Leave it to Walter Mossberg to explain what should be glaringly obvious to the entire world. In a recent Wall Street Journal column the gadget guru addressed a question that probably still comes off the lips of its executive readers who buy a Windows Phone 8 device and wonder why it doesn't have Siri.
In "How Apple gets all the good apps," Mossberg points out that unlike Google (NASDAQ:GOOG) or Amazon, which are largely software firms that dabble in hardware, Apple (NASDAQ:AAPL) relies on stellar smartphone sales to drive the company's innovations and profits. It has been the same model since the days Apple was just a computer company.
While Microsoft licensed Windows to pretty much anyone who would create a chassis for it, Apple has always seen "proprietary" as another way of saying the more attractive word "exclusive." Though he doesn't come out and say so, there's a suggestion that Apple's rivals are little more than hapless dolts who have no choice but to bow to the iPhone maker's dominance. That said, the world wouldn't come to an end if you couldn't get, say, Google Maps on an iPhone:
"Note that I am only talking about apps that are officially published by Apple's rivals themselves, not those from other developers that may mimic or provide workarounds for an app from one rival for another's platform," Mossberg wrote. "And I am not referring to services that can be accessed via the browser on mobile devices, only self-contained apps."
Mossberg's main message is that whether you decide to buy an iPhone or iPad, you can rest assured you'll have access to the widest possible variety of apps. Developers know this already, which is why they nearly always include iOS at the top of their platform priority list at launch.

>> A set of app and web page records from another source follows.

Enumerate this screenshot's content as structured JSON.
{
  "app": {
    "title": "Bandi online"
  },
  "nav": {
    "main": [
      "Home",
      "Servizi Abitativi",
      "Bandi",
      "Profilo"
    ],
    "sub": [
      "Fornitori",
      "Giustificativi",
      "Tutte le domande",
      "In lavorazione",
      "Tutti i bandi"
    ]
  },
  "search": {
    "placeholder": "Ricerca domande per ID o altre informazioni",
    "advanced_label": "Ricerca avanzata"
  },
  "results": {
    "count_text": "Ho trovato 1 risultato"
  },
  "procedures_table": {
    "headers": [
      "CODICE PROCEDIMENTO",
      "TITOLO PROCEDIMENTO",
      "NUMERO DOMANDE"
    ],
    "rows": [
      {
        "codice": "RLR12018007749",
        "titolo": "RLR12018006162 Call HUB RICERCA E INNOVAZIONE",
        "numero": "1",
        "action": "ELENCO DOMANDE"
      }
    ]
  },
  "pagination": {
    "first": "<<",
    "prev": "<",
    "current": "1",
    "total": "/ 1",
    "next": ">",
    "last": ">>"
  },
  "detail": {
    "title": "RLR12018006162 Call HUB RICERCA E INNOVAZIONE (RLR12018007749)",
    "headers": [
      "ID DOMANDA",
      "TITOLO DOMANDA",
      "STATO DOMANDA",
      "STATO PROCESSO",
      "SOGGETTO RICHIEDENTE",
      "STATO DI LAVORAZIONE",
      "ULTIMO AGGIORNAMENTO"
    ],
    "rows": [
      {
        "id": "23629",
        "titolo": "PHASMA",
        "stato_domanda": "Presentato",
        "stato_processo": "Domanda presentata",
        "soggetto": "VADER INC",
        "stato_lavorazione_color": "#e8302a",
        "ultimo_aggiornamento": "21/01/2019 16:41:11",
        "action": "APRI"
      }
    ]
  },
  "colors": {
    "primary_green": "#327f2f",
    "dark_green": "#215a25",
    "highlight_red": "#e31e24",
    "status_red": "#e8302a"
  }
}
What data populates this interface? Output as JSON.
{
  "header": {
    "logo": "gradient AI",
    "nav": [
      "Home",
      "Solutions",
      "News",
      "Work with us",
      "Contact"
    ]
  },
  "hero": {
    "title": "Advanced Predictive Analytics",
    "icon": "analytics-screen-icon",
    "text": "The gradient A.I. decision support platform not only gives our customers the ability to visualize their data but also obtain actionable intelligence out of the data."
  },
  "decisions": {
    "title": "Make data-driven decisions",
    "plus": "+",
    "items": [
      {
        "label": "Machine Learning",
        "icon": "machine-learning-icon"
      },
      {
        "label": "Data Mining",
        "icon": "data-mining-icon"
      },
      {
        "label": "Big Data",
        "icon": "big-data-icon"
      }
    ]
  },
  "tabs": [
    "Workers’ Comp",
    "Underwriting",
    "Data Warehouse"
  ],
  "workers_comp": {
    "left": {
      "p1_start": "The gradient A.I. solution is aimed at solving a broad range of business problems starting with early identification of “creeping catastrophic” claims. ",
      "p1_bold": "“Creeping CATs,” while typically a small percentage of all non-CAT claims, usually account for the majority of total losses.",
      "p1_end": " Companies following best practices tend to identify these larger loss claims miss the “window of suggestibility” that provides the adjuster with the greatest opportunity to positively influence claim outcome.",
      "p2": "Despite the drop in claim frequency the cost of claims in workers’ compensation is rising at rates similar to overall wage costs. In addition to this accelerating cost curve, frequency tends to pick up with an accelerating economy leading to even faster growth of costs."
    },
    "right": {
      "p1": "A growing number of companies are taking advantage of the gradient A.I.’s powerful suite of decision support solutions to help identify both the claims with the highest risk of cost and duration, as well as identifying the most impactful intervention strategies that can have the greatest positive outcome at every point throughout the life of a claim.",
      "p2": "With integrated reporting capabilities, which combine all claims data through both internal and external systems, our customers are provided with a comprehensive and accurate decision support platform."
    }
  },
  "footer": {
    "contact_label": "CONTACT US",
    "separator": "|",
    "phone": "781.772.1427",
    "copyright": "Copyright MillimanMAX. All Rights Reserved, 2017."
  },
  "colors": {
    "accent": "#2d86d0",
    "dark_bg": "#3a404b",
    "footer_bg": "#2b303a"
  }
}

I wonder, though. Over time, the fact that Apple has all the apps, in part, puts more pressure on the company to deliver ever-more-superior hardware that puts those apps to their best advantage. With its last few releases, Apple doesn't seem to be doing that. What was really that revolutionary about the iPhone 5 other than its size and weight? Does a retina display really make a big difference in the app experiences people are having now?
In contrast, vendors like Samsung and BlackBerry (NASDAQ:BBRY) have both come out with new hardware that includes interface innovations and built-in functionality that almost begs for apps that will show them off. Might there not be an increasing advantage in targeting apps that exploit the Galaxy S4's S Translator or optical reader? What about the interesting-looking BlackBerry 10 enhancements like Pulse, Flow and Peek? These might turn out to be novelties, but with the right apps they could make a convincing case for (gasp!) ditching the iPhone.
I'm not saying to stop developing for iOS--you need to go where the largest audience is. There is something to be said, however, for choosing to be a bigger fish in a smaller pond, especially when that pond could use a little more activity. Admit it: Who wouldn't want to be the developer that proved there are other paths to success than Apple's App Store?--Shane